Founded in 1947 just after the end of the Second World War, the Federation traces its origins to the early days of Hong Kong’s spectacular post-war growth. In these difficult times for employee relations, a group of major employers, all members of the General Chamber of Commerce, decided they needed to set up a group to focus only on labour issues. At the time, the most appropriate legal entity to match the growing influence of labour groups was a Trade Union. Thus, in spinning off their group, the founders of the Employers’ Federation chose to make the new organisation a Trade Union.

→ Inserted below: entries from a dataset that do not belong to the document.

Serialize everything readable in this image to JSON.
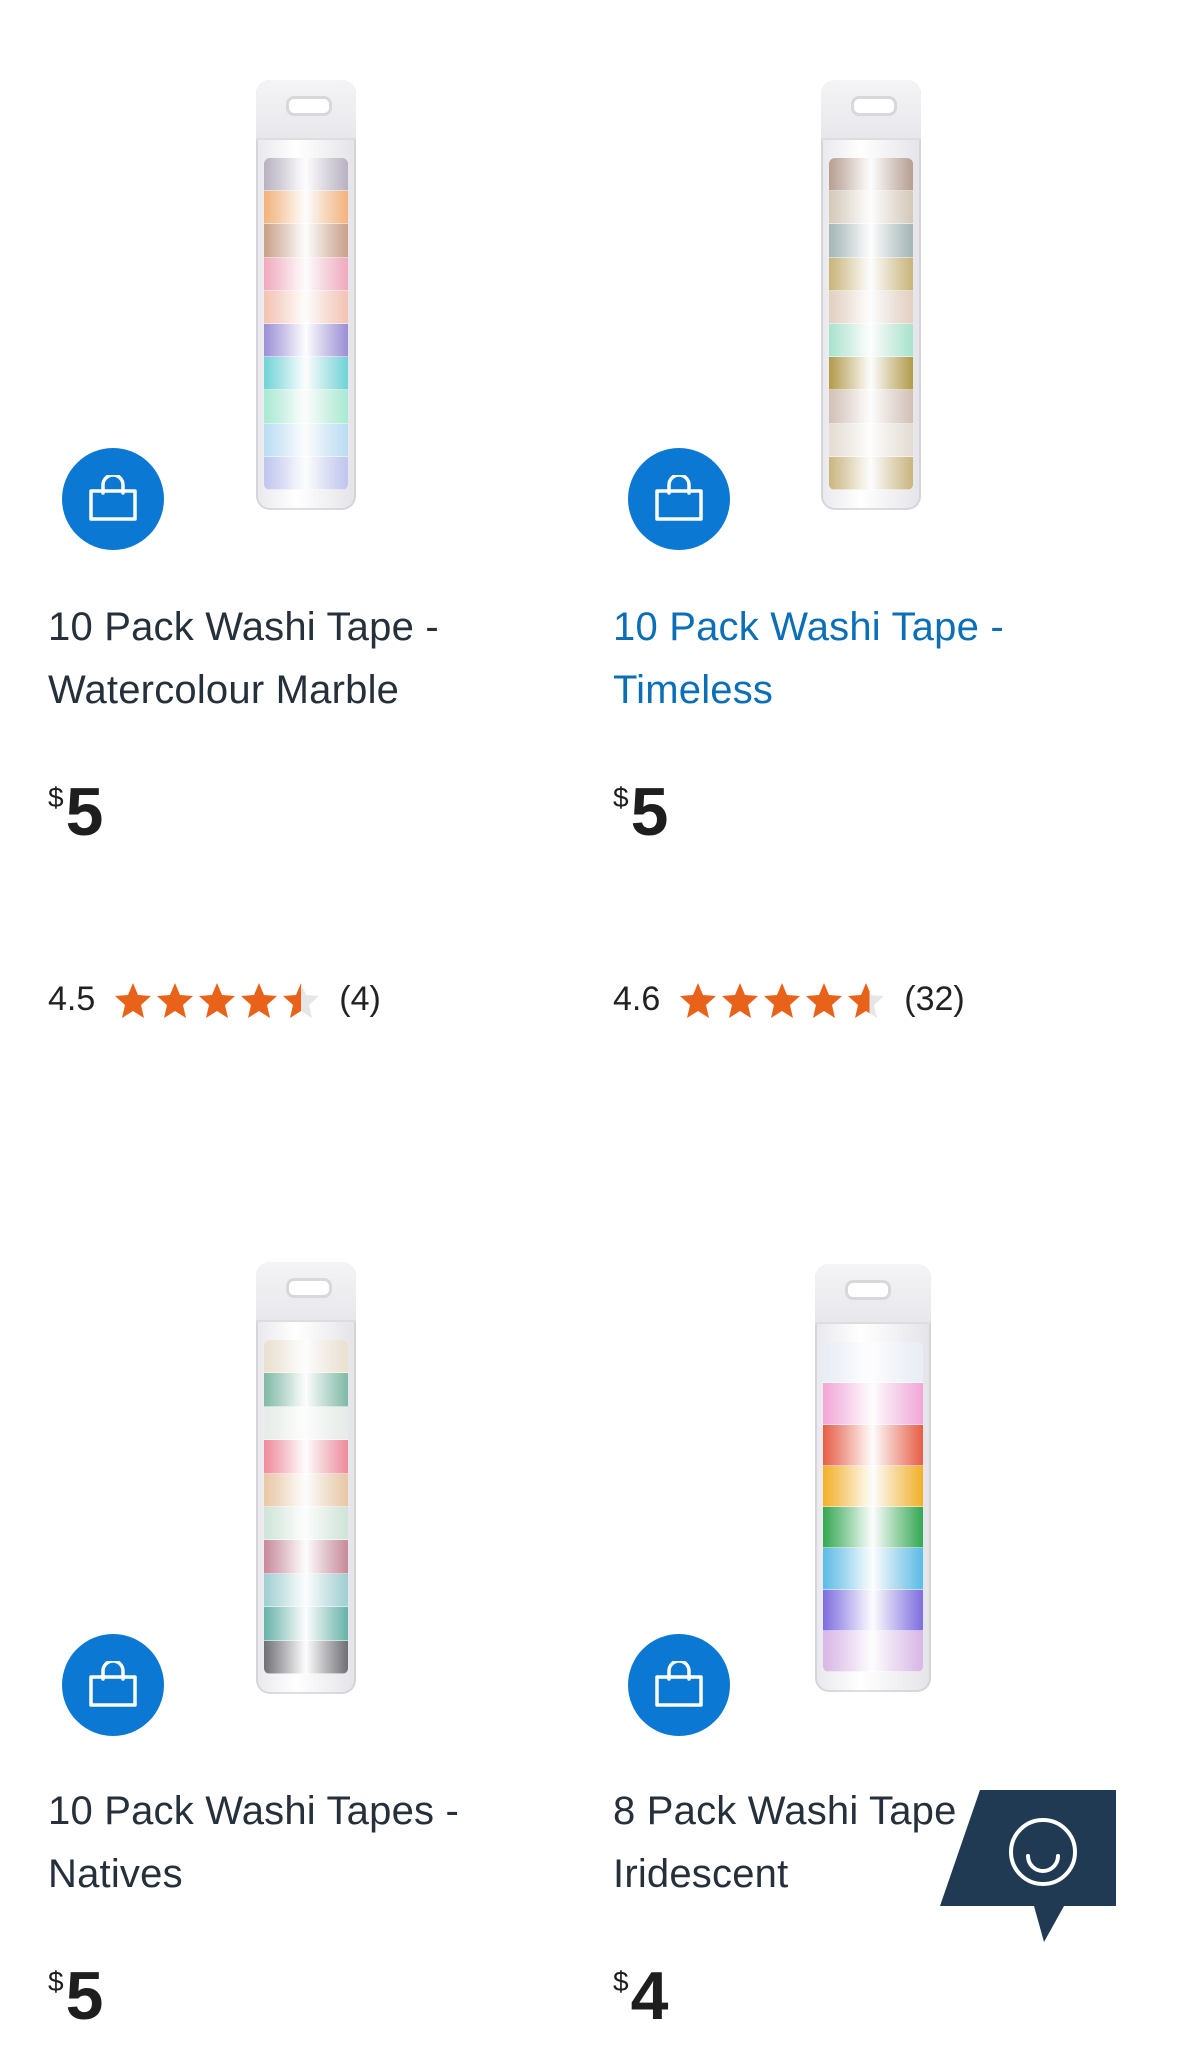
{
  "products": [
    {
      "title": "10 Pack Washi Tape - Watercolour Marble",
      "title_line1": "10 Pack Washi Tape -",
      "title_line2": "Watercolour Marble",
      "currency": "$",
      "price": "5",
      "rating": "4.5",
      "rating_value": 4.5,
      "review_count": "(4)",
      "title_color": "#26303b",
      "tape_colors": [
        "#b8b2c0",
        "#f3b27a",
        "#c9a088",
        "#f0a9bd",
        "#f3c3b1",
        "#9b8fd6",
        "#6fd3d7",
        "#a8ead2",
        "#b9dcf3",
        "#bfc5ee"
      ]
    },
    {
      "title": "10 Pack Washi Tape - Timeless",
      "title_line1": "10 Pack Washi Tape -",
      "title_line2": "Timeless",
      "currency": "$",
      "price": "5",
      "rating": "4.6",
      "rating_value": 4.6,
      "review_count": "(32)",
      "title_color": "#0b6fb8",
      "tape_colors": [
        "#b79f92",
        "#d4c9b8",
        "#a3b5b6",
        "#c9b479",
        "#e2cfc0",
        "#a9e3cc",
        "#b39b4a",
        "#d2c0b6",
        "#e4dcd2",
        "#cab57f"
      ]
    },
    {
      "title": "10 Pack Washi Tapes - Natives",
      "title_line1": "10 Pack Washi Tapes -",
      "title_line2": "Natives",
      "currency": "$",
      "price": "5",
      "title_color": "#26303b",
      "tape_colors": [
        "#e9e0cf",
        "#7fb9a6",
        "#e6ece7",
        "#ef8a9b",
        "#e8c7a4",
        "#cfe5d8",
        "#c78a9a",
        "#9fcfd2",
        "#67b3a8",
        "#6f6f76"
      ]
    },
    {
      "title": "8 Pack Washi Tapes - Iridescent",
      "title_line1": "8 Pack Washi Tape",
      "title_line2": "Iridescent",
      "currency": "$",
      "price": "4",
      "title_color": "#26303b",
      "tape_colors": [
        "#e9eef6",
        "#f2a6d8",
        "#e85d45",
        "#f3b027",
        "#33a852",
        "#5bbbe6",
        "#7e6de0",
        "#d9b6e6"
      ]
    }
  ],
  "colors": {
    "accent": "#0b78d3",
    "star": "#e8621a",
    "chat_bg": "#1f3a52"
  },
  "icons": {
    "cart": "shopping-bag-icon",
    "star": "star-icon",
    "chat": "chat-smiley-icon"
  }
}
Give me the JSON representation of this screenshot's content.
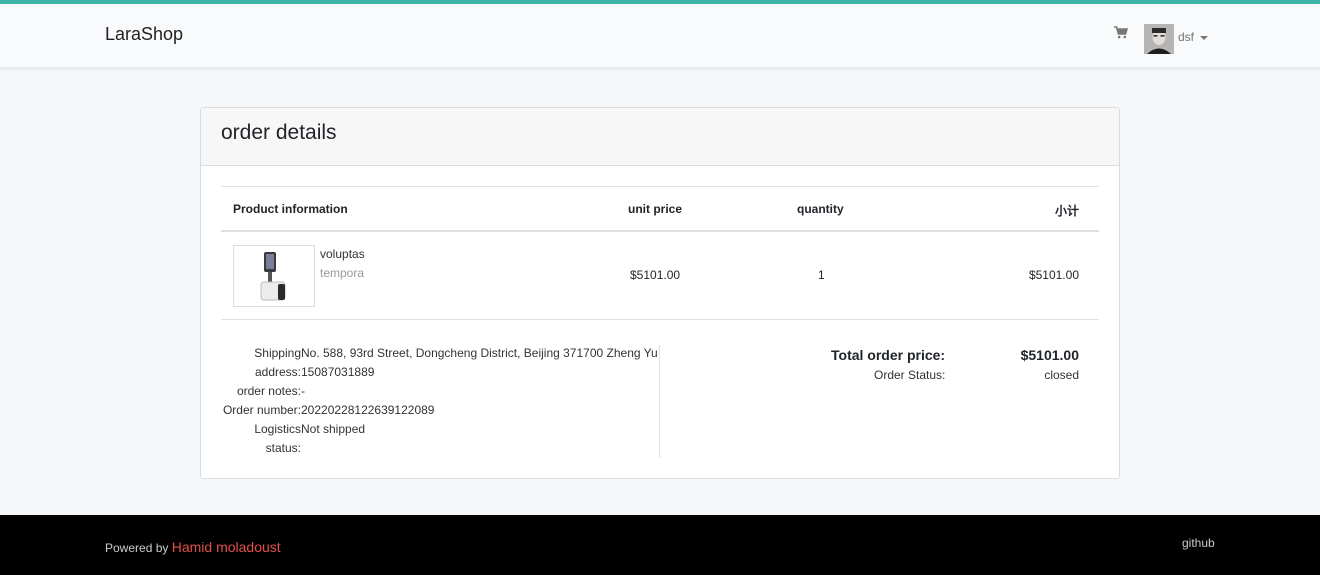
{
  "navbar": {
    "brand": "LaraShop",
    "user_name": "dsf",
    "accent_color": "#3ab5a8"
  },
  "order": {
    "title": "order details",
    "columns": {
      "product": "Product information",
      "unit_price": "unit price",
      "quantity": "quantity",
      "subtotal": "小计"
    },
    "items": [
      {
        "title": "voluptas",
        "sku": "tempora",
        "unit_price": "$5101.00",
        "quantity": "1",
        "subtotal": "$5101.00"
      }
    ],
    "info": {
      "shipping_label_1": "Shipping",
      "shipping_label_2": "address:",
      "shipping_line_1": "No. 588, 93rd Street, Dongcheng District, Beijing 371700 Zheng Yu",
      "shipping_line_2": "15087031889",
      "notes_label": "order notes:",
      "notes_value": "-",
      "number_label": "Order number:",
      "number_value": "20220228122639122089",
      "logistics_label_1": "Logistics",
      "logistics_label_2": "status:",
      "logistics_value": "Not shipped"
    },
    "summary": {
      "total_label": "Total order price:",
      "total_value": "$5101.00",
      "status_label": "Order Status:",
      "status_value": "closed"
    }
  },
  "footer": {
    "powered_by": "Powered by",
    "author": "Hamid moladoust",
    "author_color": "#e3504a",
    "github": "github"
  }
}
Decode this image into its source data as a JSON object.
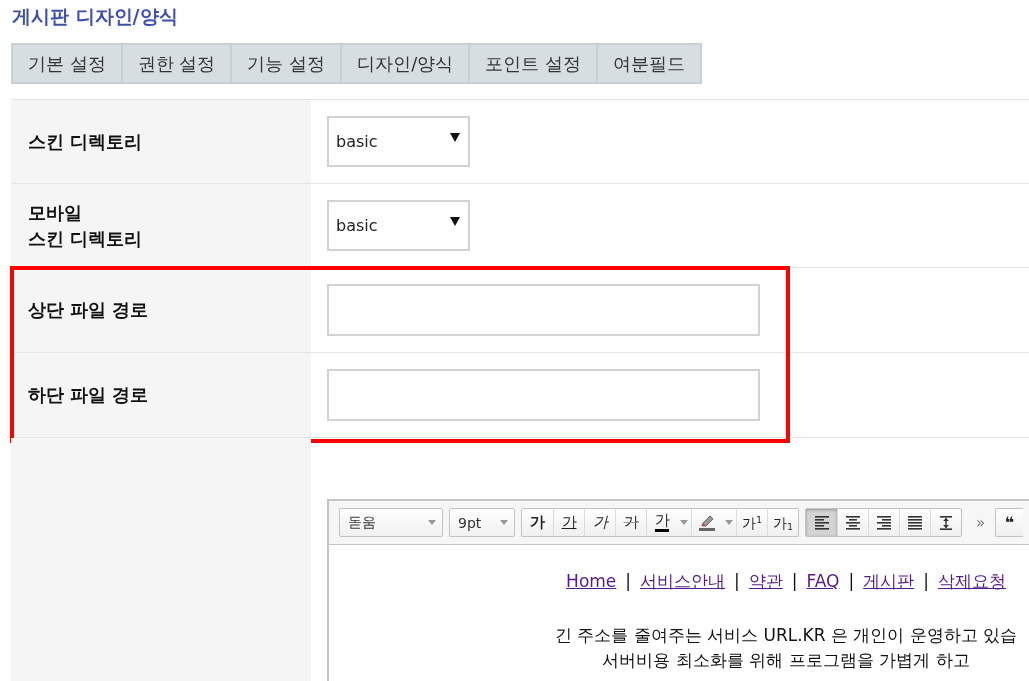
{
  "page_title": "게시판 디자인/양식",
  "tabs": [
    {
      "label": "기본 설정",
      "selected": false
    },
    {
      "label": "권한 설정",
      "selected": false
    },
    {
      "label": "기능 설정",
      "selected": false
    },
    {
      "label": "디자인/양식",
      "selected": false
    },
    {
      "label": "포인트 설정",
      "selected": false
    },
    {
      "label": "여분필드",
      "selected": false
    }
  ],
  "form_rows": [
    {
      "kind": "select",
      "label": "스킨 디렉토리",
      "value": "basic",
      "highlighted": false
    },
    {
      "kind": "select",
      "label": "모바일\n스킨 디렉토리",
      "value": "basic",
      "highlighted": false
    },
    {
      "kind": "text",
      "label": "상단 파일 경로",
      "highlighted": true
    },
    {
      "kind": "text",
      "label": "하단 파일 경로",
      "highlighted": true
    },
    {
      "kind": "editor",
      "highlighted": false,
      "editor": {
        "toolbar": {
          "font": "돋움",
          "size": "9pt",
          "format_buttons": [
            {
              "kind": "bold",
              "label": "가"
            },
            {
              "kind": "underline",
              "label": "가"
            },
            {
              "kind": "italic",
              "label": "가"
            },
            {
              "kind": "strike",
              "label": "가"
            },
            {
              "kind": "color",
              "label": "가",
              "menu": true
            },
            {
              "kind": "highlight",
              "menu": true
            },
            {
              "kind": "superscript",
              "label": "가$^{1}$"
            },
            {
              "kind": "subscript",
              "label": "가$_{1}$"
            }
          ],
          "align_buttons": [
            {
              "kind": "left",
              "selected": true
            },
            {
              "kind": "center",
              "selected": false
            },
            {
              "kind": "right",
              "selected": false
            },
            {
              "kind": "justify",
              "selected": false
            },
            {
              "kind": "line-height",
              "selected": false
            }
          ],
          "more": "»",
          "quote": "❝"
        },
        "links": [
          {
            "text": "Home",
            "separator": "|"
          },
          {
            "text": "서비스안내",
            "separator": "|"
          },
          {
            "text": "약관",
            "separator": "|"
          },
          {
            "text": "FAQ",
            "separator": "|"
          },
          {
            "text": "게시판",
            "separator": "|"
          },
          {
            "text": "삭제요청"
          }
        ],
        "lines": [
          "긴 주소를 줄여주는 서비스 URL.KR 은 개인이 운영하고 있습",
          "서버비용 최소화를 위해 프로그램을 가볍게 하고"
        ]
      }
    }
  ]
}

In the early years, the Federation’s main role was to help its members learn to deal with growing trade union power. Hong Kong was not immune to the trends sweeping the rest of the industrialised world – and in particular Britain – where confrontation between employers and employees was growing. At that time it seemed to many business leaders that the prosperity of Hong Kong – even its future – was under serious threat from disruptive labour groups. By organising itself into functional groups of like industries, the thought was that companies with the same interests could meet regularly, discuss trends and counter possible threats collectively.

Prosperity brings stability

Inevitably though, as these fears proved less grounded, the Federation’s drive and energies reduced. In the years of headlong growth, with a business-led Government and a workforce eager for improved standards of living, labour relations were relatively tranquil. Successive colonial Policy Secretaries applied the phrase ‘positive non-intervention’ to most issues and apart from a few minor changes, labour laws remained informal and relaxed – the envy of employers in more restrictive jurisdictions.

During these years and into the early 1980′s, the Federation gradually became less relevant. Its meetings took place infrequently and tended to be ‘social gatherings for members’ as one member puts it today. Even then however, one issue on which members were increasingly strident was Civil Service Pay actually leading instead of following that of the private sector.

Changing emphasis

The Federation was better equipped than most other employers’ groups to take the lead in representing employers’ concern to Government, the Unions and the public. Over issues as diverse as Importation of Labour, the Mandatory Provident Fund, Maternity leave and Severance Pay, Collective Bargaining and Civil Service pay, the Federation has become the acknowledged representative and spokesperson for Hong Kong’s employers. It retains its close links with the Chamber of Commerce with considerable joint membership and a high level of consultation.

More important still, perhaps, we have consciously changed our position in society. We now try to keep a balanced view in advocating and promoting good employment practices. While we vigorously represent employers and our members on issues, we maintain an active dialogue with the Unions to better understand their position. We try to look more roundly at the Community as a whole and achieve our aims through discussion and co-operation rather than confrontation.


In the mid-1980′s an administrative crisis in the Federation’s offices forced a major re-think and the decision was taken to bring the Federation up to date, review its purpose and renew its vigour. “If we are serious, we must do this job properly. If not let’s close down” said the then Chairman. The core large companies, still at the heart of the Federation, donated a fighting fund. A professional Executive Director was appointed, new offices acquired and policies developed to reflect the changing environment. This proved a timely and far-sighted decision.

For, with the rapid creation of wealth at all levels in a more sophisticated society, a serious labour shortage and with the end in sight for colonial rule, conditions were ripe for changes to Hong Kong’s free and easy labour laws. During the 1990′s the Government came under increasing pressure to regulate employers further and could do little to resist that pressure. It passed a spate of laws affecting every aspect of employment that, while perhaps being overdue in the eyes of international labour experts, nonetheless drove up employers’ costs relentlessly.

Ready for the future

Much yet remains to be done and indeed, as society changes and evolves the Federation’s work is never finished. We are trying to broaden the membership base, for example, and we need also to develop a wider range of activities and services for members.

With the help of newly active members, hard-working committees and a dedicated skilled office, the Federation can look forward to building on its long and distinguished history serving the employers of Hong Kong and the Community.